▶ _Entries from a dataset of interfaces_
──────

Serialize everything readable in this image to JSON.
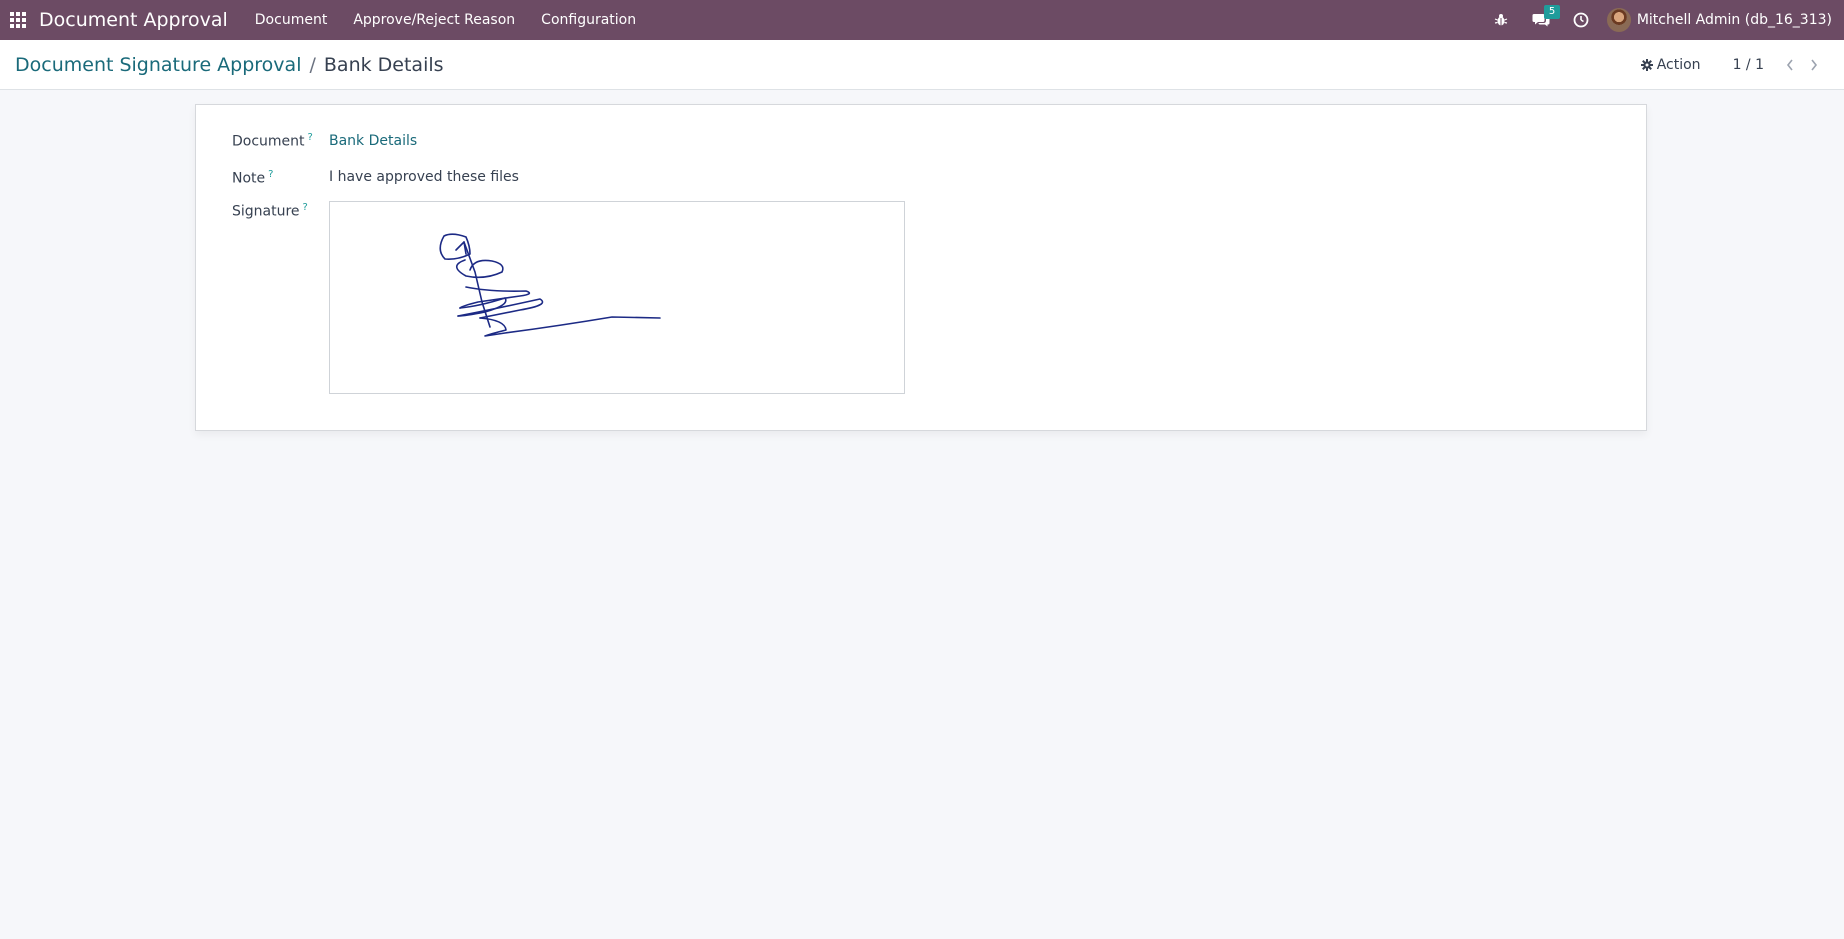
{
  "navbar": {
    "brand": "Document Approval",
    "menu": [
      "Document",
      "Approve/Reject Reason",
      "Configuration"
    ],
    "messages_badge": "5",
    "user": "Mitchell Admin (db_16_313)",
    "bg_color": "#6c4b64"
  },
  "breadcrumb": {
    "parent": "Document Signature Approval",
    "separator": "/",
    "current": "Bank Details"
  },
  "control": {
    "action_label": "Action",
    "pager": "1 / 1"
  },
  "form": {
    "document_label": "Document",
    "document_value": "Bank Details",
    "note_label": "Note",
    "note_value": "I have approved these files",
    "signature_label": "Signature",
    "help_mark": "?"
  },
  "icons": [
    "apps-grid-icon",
    "bug-icon",
    "chat-icon",
    "clock-icon",
    "gear-icon",
    "chevron-left-icon",
    "chevron-right-icon"
  ]
}
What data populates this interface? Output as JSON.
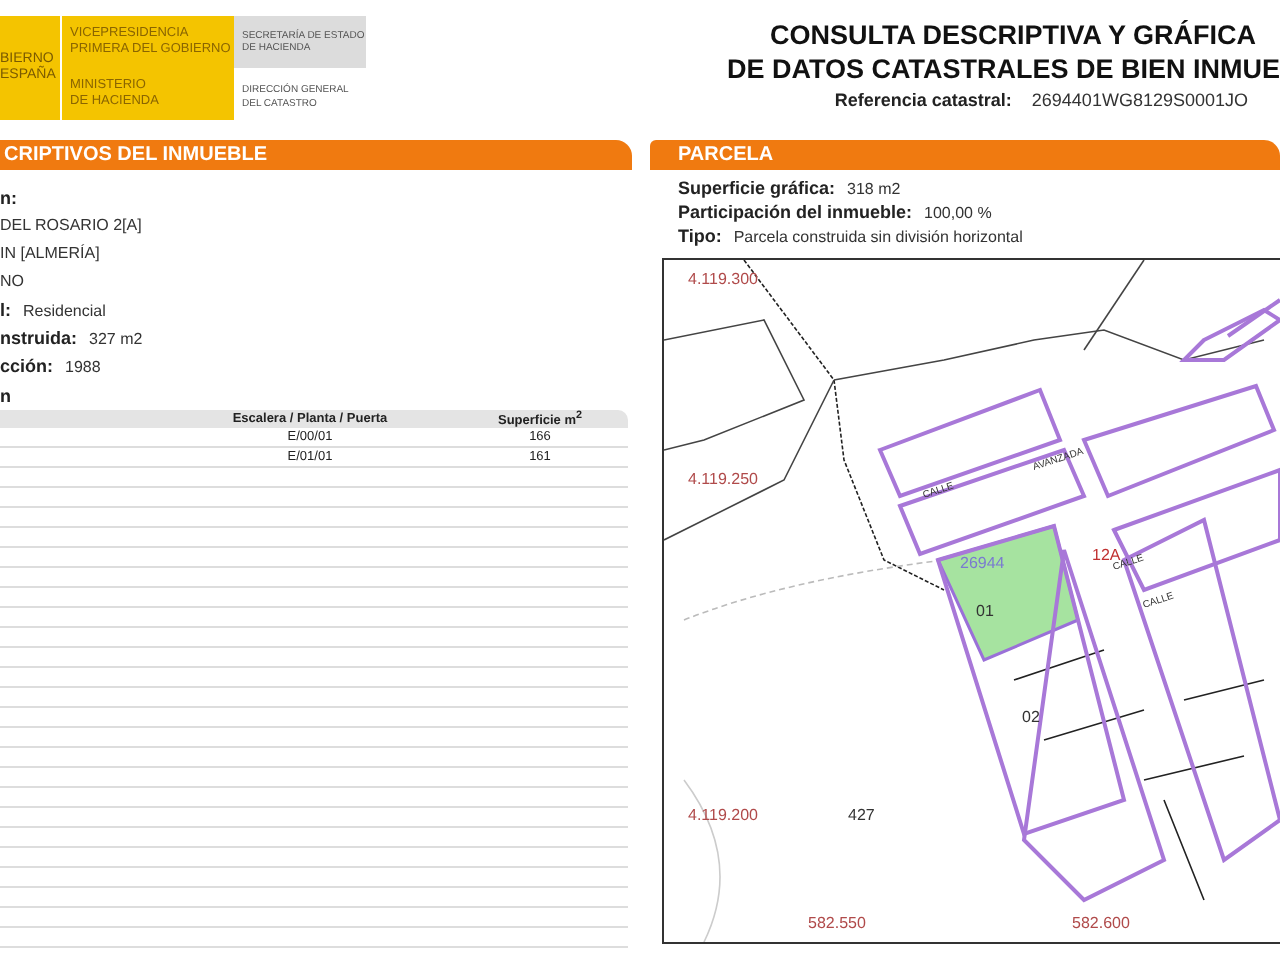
{
  "header": {
    "gov_lines": [
      "BIERNO",
      "ESPAÑA"
    ],
    "vice_lines": [
      "VICEPRESIDENCIA",
      "PRIMERA DEL GOBIERNO"
    ],
    "ministry_lines": [
      "MINISTERIO",
      "DE HACIENDA"
    ],
    "secretary_lines": [
      "SECRETARÍA DE ESTADO",
      "DE HACIENDA"
    ],
    "direction_lines": [
      "DIRECCIÓN GENERAL",
      "DEL CATASTRO"
    ]
  },
  "title": {
    "lines": [
      "CONSULTA DESCRIPTIVA Y GRÁFICA",
      "DE DATOS CATASTRALES DE BIEN INMUE"
    ],
    "reference_label": "Referencia catastral:",
    "reference_value": "2694401WG8129S0001JO"
  },
  "inmueble": {
    "heading": "CRIPTIVOS DEL INMUEBLE",
    "fields": [
      {
        "label": "n:"
      },
      {
        "value": "DEL ROSARIO 2[A]"
      },
      {
        "value": "IN [ALMERÍA]"
      },
      {
        "value": "NO"
      },
      {
        "label": "l:",
        "value": "Residencial"
      },
      {
        "label": "nstruida:",
        "value": "327 m2"
      },
      {
        "label": "cción:",
        "value": "1988"
      }
    ],
    "construction": {
      "heading": "n",
      "columns": [
        "Escalera / Planta / Puerta",
        "Superficie m$^{2}$"
      ],
      "rows": [
        [
          "E/00/01",
          "166"
        ],
        [
          "E/01/01",
          "161"
        ]
      ]
    }
  },
  "parcela": {
    "heading": "PARCELA",
    "fields": [
      {
        "label": "Superficie gráfica:",
        "value": "318 m2"
      },
      {
        "label": "Participación del inmueble:",
        "value": "100,00 %"
      },
      {
        "label": "Tipo:",
        "value": "Parcela construida sin división horizontal"
      }
    ],
    "map": {
      "coordinate_labels": [
        "4.119.300",
        "4.119.250",
        "4.119.200",
        "582.550",
        "582.600"
      ],
      "parcel_labels": [
        "26944",
        "01",
        "02",
        "427",
        "12A"
      ],
      "street_labels": [
        "CALLE",
        "CALLE",
        "CALLE",
        "AVANZADA"
      ]
    }
  }
}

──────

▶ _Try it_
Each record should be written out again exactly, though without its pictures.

▶ _Finished exercise_
Serialize everything readable in this image to JSON.
{
  "navbar": {
    "brand": "Document Approval",
    "menu": [
      "Document",
      "Approve/Reject Reason",
      "Configuration"
    ],
    "messages_badge": "5",
    "user": "Mitchell Admin (db_16_313)",
    "bg_color": "#6c4b64"
  },
  "breadcrumb": {
    "parent": "Document Signature Approval",
    "separator": "/",
    "current": "Bank Details"
  },
  "control": {
    "action_label": "Action",
    "pager": "1 / 1"
  },
  "form": {
    "document_label": "Document",
    "document_value": "Bank Details",
    "note_label": "Note",
    "note_value": "I have approved these files",
    "signature_label": "Signature",
    "help_mark": "?"
  },
  "icons": [
    "apps-grid-icon",
    "bug-icon",
    "chat-icon",
    "clock-icon",
    "gear-icon",
    "chevron-left-icon",
    "chevron-right-icon"
  ]
}
What data populates this interface? Output as JSON.
{
  "header": {
    "gov_lines": [
      "BIERNO",
      "ESPAÑA"
    ],
    "vice_lines": [
      "VICEPRESIDENCIA",
      "PRIMERA DEL GOBIERNO"
    ],
    "ministry_lines": [
      "MINISTERIO",
      "DE HACIENDA"
    ],
    "secretary_lines": [
      "SECRETARÍA DE ESTADO",
      "DE HACIENDA"
    ],
    "direction_lines": [
      "DIRECCIÓN GENERAL",
      "DEL CATASTRO"
    ]
  },
  "title": {
    "lines": [
      "CONSULTA DESCRIPTIVA Y GRÁFICA",
      "DE DATOS CATASTRALES DE BIEN INMUE"
    ],
    "reference_label": "Referencia catastral:",
    "reference_value": "2694401WG8129S0001JO"
  },
  "inmueble": {
    "heading": "CRIPTIVOS DEL INMUEBLE",
    "fields": [
      {
        "label": "n:"
      },
      {
        "value": "DEL ROSARIO 2[A]"
      },
      {
        "value": "IN [ALMERÍA]"
      },
      {
        "value": "NO"
      },
      {
        "label": "l:",
        "value": "Residencial"
      },
      {
        "label": "nstruida:",
        "value": "327 m2"
      },
      {
        "label": "cción:",
        "value": "1988"
      }
    ],
    "construction": {
      "heading": "n",
      "columns": [
        "Escalera / Planta / Puerta",
        "Superficie m$^{2}$"
      ],
      "rows": [
        [
          "E/00/01",
          "166"
        ],
        [
          "E/01/01",
          "161"
        ]
      ]
    }
  },
  "parcela": {
    "heading": "PARCELA",
    "fields": [
      {
        "label": "Superficie gráfica:",
        "value": "318 m2"
      },
      {
        "label": "Participación del inmueble:",
        "value": "100,00 %"
      },
      {
        "label": "Tipo:",
        "value": "Parcela construida sin división horizontal"
      }
    ],
    "map": {
      "coordinate_labels": [
        "4.119.300",
        "4.119.250",
        "4.119.200",
        "582.550",
        "582.600"
      ],
      "parcel_labels": [
        "26944",
        "01",
        "02",
        "427",
        "12A"
      ],
      "street_labels": [
        "CALLE",
        "CALLE",
        "CALLE",
        "AVANZADA"
      ]
    }
  }
}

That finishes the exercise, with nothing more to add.